The first Family Learning Weekend, organised by the Campaign for Learning, features about 1,000 events, ranging from a lyrics trail around Liverpool's musical landmarks to Tudor cookery in Sussex and a local history extravaganza in Bristol.
The occasion, supported by the Department for Education and Employment, Microsoft, the Discovery Channel and The TES, aims to create an appetite for learning among all age groups, and follows last year's successful Family Learning Day.
It begins with today's nationwide Take Your Family to School Day. While many schools and colleges will be opening their doors to relatives over the weekend, museums, galleries, libraries and shopping centres are also organising educational and entertaining events.
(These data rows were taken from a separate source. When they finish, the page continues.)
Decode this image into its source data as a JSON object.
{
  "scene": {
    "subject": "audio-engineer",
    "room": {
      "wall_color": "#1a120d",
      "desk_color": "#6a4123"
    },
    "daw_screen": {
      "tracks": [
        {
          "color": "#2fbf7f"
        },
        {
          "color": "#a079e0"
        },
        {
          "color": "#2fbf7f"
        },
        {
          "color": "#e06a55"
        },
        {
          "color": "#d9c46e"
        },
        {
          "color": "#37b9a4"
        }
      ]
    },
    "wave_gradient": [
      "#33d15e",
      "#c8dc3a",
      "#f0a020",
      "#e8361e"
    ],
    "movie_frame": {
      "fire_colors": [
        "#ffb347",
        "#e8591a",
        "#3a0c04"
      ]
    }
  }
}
Bill Lucas, chief executive of the Campaign for Learning, said that, although the emphasis was on making learning fun, the serious point behind the weekend's events was that families have an important part to play in raising children's educational achievements and realising the learning society.
According to the Campaign for Learning, families are the first and most natural teachers, playing a crucial part in our early development - especially during the first 10 years of life when children learn fastest yet spend only 15 per cent of their time at school.
"If we are going to meet the lifelong learning agenda then we have to make learning more normal - that's the message of the Family Learning Weekend," Bill Lucas said.
"We don't value enough the informal learning that we do. Going on a walk and chatting about a building or wondering how long it has been there, watching something on television or reading something in the newspaper and talking about it - a lot of it is in conversational activity.
"We need kids supporting parents, parents supporting kids and kids working with their grandparents. There are a lot of things that families can do together - learning connects with our own personal development and happiness and makes for much more functional and happy families," he said.